**Instructions to follow**
Each line below that includes the word "class" adds one to the count; give that count and nothing else.

(Data to examine begins)

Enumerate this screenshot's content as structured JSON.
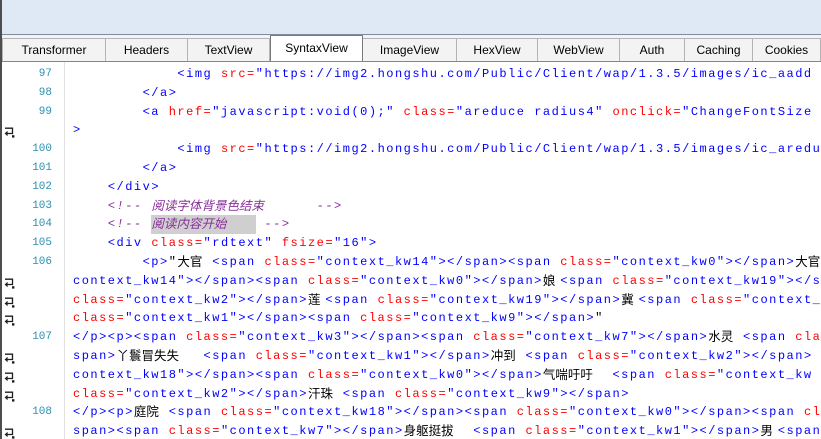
{
  "tabs": [
    {
      "label": "Transformer"
    },
    {
      "label": "Headers"
    },
    {
      "label": "TextView"
    },
    {
      "label": "SyntaxView",
      "selected": true
    },
    {
      "label": "ImageView"
    },
    {
      "label": "HexView"
    },
    {
      "label": "WebView"
    },
    {
      "label": "Auth"
    },
    {
      "label": "Caching"
    },
    {
      "label": "Cookies"
    }
  ],
  "colors": {
    "tag": "#0000ff",
    "attr": "#ff0000",
    "value": "#0000ff",
    "text": "#000000",
    "comment": "#8a2e9a",
    "selection_bg": "#cfcfcf",
    "line_number": "#2b91af",
    "top_panel": "#dfe9f5"
  },
  "code": {
    "wrap_icon": "word-wrap-icon",
    "rows": [
      {
        "num": "97",
        "text": "            <img src=\"https://img2.hongshu.com/Public/Client/wap/1.3.5/images/ic_aadd"
      },
      {
        "num": "98",
        "text": "        </a>"
      },
      {
        "num": "99",
        "text": "        <a href=\"javascript:void(0);\" class=\"areduce radius4\" onclick=\"ChangeFontSize"
      },
      {
        "wrap": true,
        "text": ">"
      },
      {
        "num": "100",
        "text": "            <img src=\"https://img2.hongshu.com/Public/Client/wap/1.3.5/images/ic_aredu"
      },
      {
        "num": "101",
        "text": "        </a>"
      },
      {
        "num": "102",
        "text": "    </div>"
      },
      {
        "num": "103",
        "text": "    <!-- 阅读字体背景色结束 -->"
      },
      {
        "num": "104",
        "text": "    <!-- 阅读内容开始 -->"
      },
      {
        "num": "105",
        "text": "    <div class=\"rdtext\" fsize=\"16\">"
      },
      {
        "num": "106",
        "text": "        <p>\"大官<span class=\"context_kw14\"></span><span class=\"context_kw0\"></span>大官"
      },
      {
        "wrap": true,
        "text": "context_kw14\"></span><span class=\"context_kw0\"></span>娘<span class=\"context_kw19\"></s"
      },
      {
        "wrap": true,
        "text": "class=\"context_kw2\"></span>莲<span class=\"context_kw19\"></span>冀<span class=\"context_"
      },
      {
        "wrap": true,
        "text": "class=\"context_kw1\"></span><span class=\"context_kw9\"></span>\""
      },
      {
        "num": "107",
        "text": "</p><p><span class=\"context_kw3\"></span><span class=\"context_kw7\"></span>水灵<span cla"
      },
      {
        "wrap": true,
        "text": "span>丫鬟冒失失<span class=\"context_kw1\"></span>冲到<span class=\"context_kw2\"></span>"
      },
      {
        "wrap": true,
        "text": "context_kw18\"></span><span class=\"context_kw0\"></span>气喘吁吁<span class=\"context_kw"
      },
      {
        "wrap": true,
        "text": "class=\"context_kw2\"></span>汗珠<span class=\"context_kw9\"></span>"
      },
      {
        "num": "108",
        "text": "</p><p>庭院<span class=\"context_kw18\"></span><span class=\"context_kw0\"></span><span cl"
      },
      {
        "wrap": true,
        "text": "span><span class=\"context_kw7\"></span>身躯挺拔<span class=\"context_kw1\"></span>男<span"
      }
    ],
    "selection": {
      "row": 8,
      "text": "阅读内容开始"
    }
  }
}
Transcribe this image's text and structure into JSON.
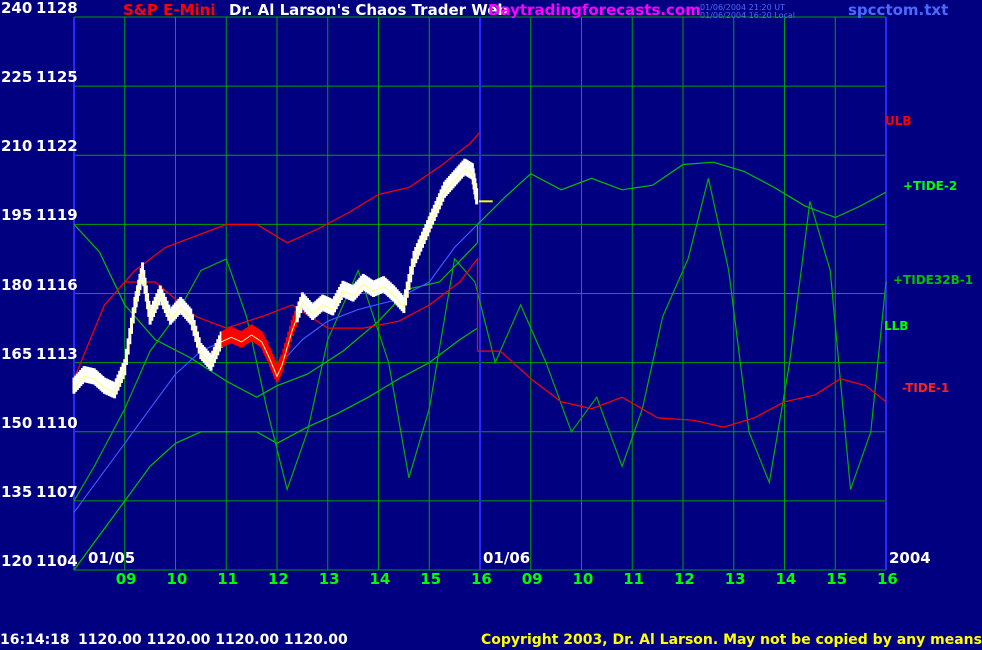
{
  "header": {
    "symbol": "S&P E-Mini",
    "title": "Dr. Al Larson's Chaos Trader Web",
    "site": "Daytradingforecasts.com",
    "stamp_ut": "01/06/2004 21:20 UT",
    "stamp_local": "01/06/2004 16:20 Local",
    "file": "spcctom.txt"
  },
  "footer": {
    "time": "16:14:18",
    "ohlc": "1120.00 1120.00 1120.00 1120.00",
    "copyright": "Copyright 2003, Dr. Al Larson. May not be copied by any means."
  },
  "colors": {
    "background": "#000080",
    "grid": "#00a000",
    "price_up": "#ffffff",
    "price_down": "#ff0000",
    "ulb_line": "#ff0000",
    "tide_line": "#00c000",
    "day_divider": "#2828ff"
  },
  "chart_data": {
    "type": "line",
    "y_labels": [
      {
        "osc": "240",
        "price": "1128"
      },
      {
        "osc": "225",
        "price": "1125"
      },
      {
        "osc": "210",
        "price": "1122"
      },
      {
        "osc": "195",
        "price": "1119"
      },
      {
        "osc": "180",
        "price": "1116"
      },
      {
        "osc": "165",
        "price": "1113"
      },
      {
        "osc": "150",
        "price": "1110"
      },
      {
        "osc": "135",
        "price": "1107"
      },
      {
        "osc": "120",
        "price": "1104"
      }
    ],
    "ylim_price": [
      1104,
      1128
    ],
    "ylim_osc": [
      120,
      240
    ],
    "x_ticks": [
      "09",
      "10",
      "11",
      "12",
      "13",
      "14",
      "15",
      "16",
      "09",
      "10",
      "11",
      "12",
      "13",
      "14",
      "15",
      "16"
    ],
    "date_labels": [
      "01/05",
      "01/06"
    ],
    "year": "2004",
    "grid": true,
    "curve_labels": [
      {
        "name": "ULB",
        "color": "#ff0000"
      },
      {
        "name": "+TIDE-2",
        "color": "#00ff00"
      },
      {
        "name": "+TIDE32B-1",
        "color": "#00c000"
      },
      {
        "name": "LLB",
        "color": "#00ff00"
      },
      {
        "name": "-TIDE-1",
        "color": "#ff2020"
      }
    ],
    "last_price": 1120.0,
    "price_series": [
      {
        "x": 0.0,
        "y": 1112.0
      },
      {
        "x": 0.2,
        "y": 1112.5
      },
      {
        "x": 0.4,
        "y": 1112.4
      },
      {
        "x": 0.6,
        "y": 1112.0
      },
      {
        "x": 0.8,
        "y": 1111.8
      },
      {
        "x": 1.0,
        "y": 1112.8
      },
      {
        "x": 1.2,
        "y": 1115.5
      },
      {
        "x": 1.35,
        "y": 1117.0
      },
      {
        "x": 1.5,
        "y": 1115.0
      },
      {
        "x": 1.7,
        "y": 1116.0
      },
      {
        "x": 1.9,
        "y": 1115.0
      },
      {
        "x": 2.1,
        "y": 1115.5
      },
      {
        "x": 2.3,
        "y": 1115.0
      },
      {
        "x": 2.5,
        "y": 1113.5
      },
      {
        "x": 2.7,
        "y": 1113.0
      },
      {
        "x": 2.9,
        "y": 1114.0
      },
      {
        "x": 3.1,
        "y": 1114.2
      },
      {
        "x": 3.3,
        "y": 1114.0
      },
      {
        "x": 3.5,
        "y": 1114.3
      },
      {
        "x": 3.7,
        "y": 1114.0
      },
      {
        "x": 3.85,
        "y": 1113.3
      },
      {
        "x": 4.0,
        "y": 1112.5
      },
      {
        "x": 4.1,
        "y": 1113.0
      },
      {
        "x": 4.3,
        "y": 1114.5
      },
      {
        "x": 4.5,
        "y": 1115.7
      },
      {
        "x": 4.7,
        "y": 1115.2
      },
      {
        "x": 4.9,
        "y": 1115.6
      },
      {
        "x": 5.1,
        "y": 1115.4
      },
      {
        "x": 5.3,
        "y": 1116.2
      },
      {
        "x": 5.5,
        "y": 1116.0
      },
      {
        "x": 5.7,
        "y": 1116.5
      },
      {
        "x": 5.9,
        "y": 1116.2
      },
      {
        "x": 6.1,
        "y": 1116.4
      },
      {
        "x": 6.3,
        "y": 1116.0
      },
      {
        "x": 6.5,
        "y": 1115.5
      },
      {
        "x": 6.7,
        "y": 1117.5
      },
      {
        "x": 6.9,
        "y": 1118.5
      },
      {
        "x": 7.1,
        "y": 1119.5
      },
      {
        "x": 7.3,
        "y": 1120.5
      },
      {
        "x": 7.5,
        "y": 1121.0
      },
      {
        "x": 7.7,
        "y": 1121.5
      },
      {
        "x": 7.85,
        "y": 1121.3
      },
      {
        "x": 7.95,
        "y": 1120.0
      }
    ],
    "ulb_series": [
      {
        "x": 0.0,
        "y": 1112.3
      },
      {
        "x": 0.6,
        "y": 1115.5
      },
      {
        "x": 1.2,
        "y": 1117.0
      },
      {
        "x": 1.8,
        "y": 1118.0
      },
      {
        "x": 2.4,
        "y": 1118.5
      },
      {
        "x": 3.0,
        "y": 1119.0
      },
      {
        "x": 3.6,
        "y": 1119.0
      },
      {
        "x": 4.2,
        "y": 1118.2
      },
      {
        "x": 4.8,
        "y": 1118.8
      },
      {
        "x": 5.4,
        "y": 1119.5
      },
      {
        "x": 6.0,
        "y": 1120.3
      },
      {
        "x": 6.6,
        "y": 1120.6
      },
      {
        "x": 7.2,
        "y": 1121.5
      },
      {
        "x": 7.8,
        "y": 1122.5
      },
      {
        "x": 8.0,
        "y": 1123.0
      }
    ],
    "price_band_series": [
      {
        "x": 1.0,
        "y": 1116.5
      },
      {
        "x": 1.6,
        "y": 1116.5
      },
      {
        "x": 2.4,
        "y": 1115.0
      },
      {
        "x": 3.0,
        "y": 1114.5
      },
      {
        "x": 3.7,
        "y": 1115.0
      },
      {
        "x": 4.3,
        "y": 1115.5
      },
      {
        "x": 5.0,
        "y": 1114.5
      },
      {
        "x": 5.7,
        "y": 1114.5
      },
      {
        "x": 6.4,
        "y": 1114.8
      },
      {
        "x": 7.0,
        "y": 1115.5
      },
      {
        "x": 7.6,
        "y": 1116.5
      },
      {
        "x": 7.95,
        "y": 1117.5
      },
      {
        "x": 7.95,
        "y": 1113.5
      },
      {
        "x": 8.4,
        "y": 1113.5
      },
      {
        "x": 9.0,
        "y": 1112.3
      },
      {
        "x": 9.6,
        "y": 1111.3
      },
      {
        "x": 10.2,
        "y": 1111.0
      },
      {
        "x": 10.8,
        "y": 1111.5
      },
      {
        "x": 11.5,
        "y": 1110.6
      },
      {
        "x": 12.2,
        "y": 1110.5
      },
      {
        "x": 12.8,
        "y": 1110.2
      },
      {
        "x": 13.4,
        "y": 1110.6
      },
      {
        "x": 14.0,
        "y": 1111.3
      },
      {
        "x": 14.6,
        "y": 1111.6
      },
      {
        "x": 15.1,
        "y": 1112.3
      },
      {
        "x": 15.6,
        "y": 1112.0
      },
      {
        "x": 16.0,
        "y": 1111.3
      }
    ],
    "tide2_series": [
      {
        "x": 0.0,
        "y": 1119.0
      },
      {
        "x": 0.5,
        "y": 1117.8
      },
      {
        "x": 1.0,
        "y": 1115.5
      },
      {
        "x": 1.6,
        "y": 1114.0
      },
      {
        "x": 2.3,
        "y": 1113.2
      },
      {
        "x": 3.0,
        "y": 1112.2
      },
      {
        "x": 3.6,
        "y": 1111.5
      },
      {
        "x": 4.0,
        "y": 1112.0
      },
      {
        "x": 4.6,
        "y": 1112.5
      },
      {
        "x": 5.3,
        "y": 1113.5
      },
      {
        "x": 6.0,
        "y": 1114.8
      },
      {
        "x": 6.6,
        "y": 1116.2
      },
      {
        "x": 7.2,
        "y": 1116.5
      },
      {
        "x": 7.95,
        "y": 1118.2
      },
      {
        "x": 7.95,
        "y": 1119.0
      },
      {
        "x": 8.5,
        "y": 1120.2
      },
      {
        "x": 9.0,
        "y": 1121.2
      },
      {
        "x": 9.6,
        "y": 1120.5
      },
      {
        "x": 10.2,
        "y": 1121.0
      },
      {
        "x": 10.8,
        "y": 1120.5
      },
      {
        "x": 11.4,
        "y": 1120.7
      },
      {
        "x": 12.0,
        "y": 1121.6
      },
      {
        "x": 12.6,
        "y": 1121.7
      },
      {
        "x": 13.2,
        "y": 1121.3
      },
      {
        "x": 13.8,
        "y": 1120.6
      },
      {
        "x": 14.4,
        "y": 1119.8
      },
      {
        "x": 15.0,
        "y": 1119.3
      },
      {
        "x": 15.5,
        "y": 1119.8
      },
      {
        "x": 16.0,
        "y": 1120.4
      }
    ],
    "tide32b_series": [
      {
        "x": 0.0,
        "y": 1107.0
      },
      {
        "x": 0.4,
        "y": 1108.5
      },
      {
        "x": 1.0,
        "y": 1111.0
      },
      {
        "x": 1.5,
        "y": 1113.5
      },
      {
        "x": 2.0,
        "y": 1115.0
      },
      {
        "x": 2.5,
        "y": 1117.0
      },
      {
        "x": 3.0,
        "y": 1117.5
      },
      {
        "x": 3.4,
        "y": 1115.0
      },
      {
        "x": 3.8,
        "y": 1111.0
      },
      {
        "x": 4.2,
        "y": 1107.5
      },
      {
        "x": 4.6,
        "y": 1110.0
      },
      {
        "x": 5.0,
        "y": 1114.0
      },
      {
        "x": 5.6,
        "y": 1117.0
      },
      {
        "x": 6.2,
        "y": 1113.0
      },
      {
        "x": 6.6,
        "y": 1108.0
      },
      {
        "x": 7.0,
        "y": 1111.0
      },
      {
        "x": 7.5,
        "y": 1117.5
      },
      {
        "x": 7.9,
        "y": 1116.5
      },
      {
        "x": 8.3,
        "y": 1113.0
      },
      {
        "x": 8.8,
        "y": 1115.5
      },
      {
        "x": 9.3,
        "y": 1113.0
      },
      {
        "x": 9.8,
        "y": 1110.0
      },
      {
        "x": 10.3,
        "y": 1111.5
      },
      {
        "x": 10.8,
        "y": 1108.5
      },
      {
        "x": 11.2,
        "y": 1111.0
      },
      {
        "x": 11.6,
        "y": 1115.0
      },
      {
        "x": 12.1,
        "y": 1117.5
      },
      {
        "x": 12.5,
        "y": 1121.0
      },
      {
        "x": 12.9,
        "y": 1117.0
      },
      {
        "x": 13.3,
        "y": 1110.0
      },
      {
        "x": 13.7,
        "y": 1107.8
      },
      {
        "x": 14.1,
        "y": 1113.0
      },
      {
        "x": 14.5,
        "y": 1120.0
      },
      {
        "x": 14.9,
        "y": 1117.0
      },
      {
        "x": 15.3,
        "y": 1107.5
      },
      {
        "x": 15.7,
        "y": 1110.0
      },
      {
        "x": 16.0,
        "y": 1116.5
      }
    ],
    "llb_series": [
      {
        "x": 0.0,
        "y": 1104.0
      },
      {
        "x": 0.5,
        "y": 1105.5
      },
      {
        "x": 1.0,
        "y": 1107.0
      },
      {
        "x": 1.5,
        "y": 1108.5
      },
      {
        "x": 2.0,
        "y": 1109.5
      },
      {
        "x": 2.5,
        "y": 1110.0
      },
      {
        "x": 3.0,
        "y": 1110.0
      },
      {
        "x": 3.6,
        "y": 1110.0
      },
      {
        "x": 4.0,
        "y": 1109.5
      },
      {
        "x": 4.6,
        "y": 1110.2
      },
      {
        "x": 5.2,
        "y": 1110.8
      },
      {
        "x": 5.8,
        "y": 1111.5
      },
      {
        "x": 6.4,
        "y": 1112.3
      },
      {
        "x": 7.0,
        "y": 1113.0
      },
      {
        "x": 7.6,
        "y": 1114.0
      },
      {
        "x": 7.95,
        "y": 1114.5
      }
    ],
    "trend_series": [
      {
        "x": 0.0,
        "y": 1106.5
      },
      {
        "x": 0.5,
        "y": 1108.0
      },
      {
        "x": 1.0,
        "y": 1109.5
      },
      {
        "x": 1.5,
        "y": 1111.0
      },
      {
        "x": 2.0,
        "y": 1112.5
      },
      {
        "x": 2.5,
        "y": 1113.5
      },
      {
        "x": 3.0,
        "y": 1114.0
      },
      {
        "x": 3.6,
        "y": 1114.2
      },
      {
        "x": 4.0,
        "y": 1112.8
      },
      {
        "x": 4.5,
        "y": 1114.0
      },
      {
        "x": 5.0,
        "y": 1114.8
      },
      {
        "x": 5.6,
        "y": 1115.3
      },
      {
        "x": 6.3,
        "y": 1115.7
      },
      {
        "x": 7.0,
        "y": 1116.5
      },
      {
        "x": 7.5,
        "y": 1118.0
      },
      {
        "x": 7.95,
        "y": 1119.0
      }
    ]
  }
}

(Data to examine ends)

**Response box**
12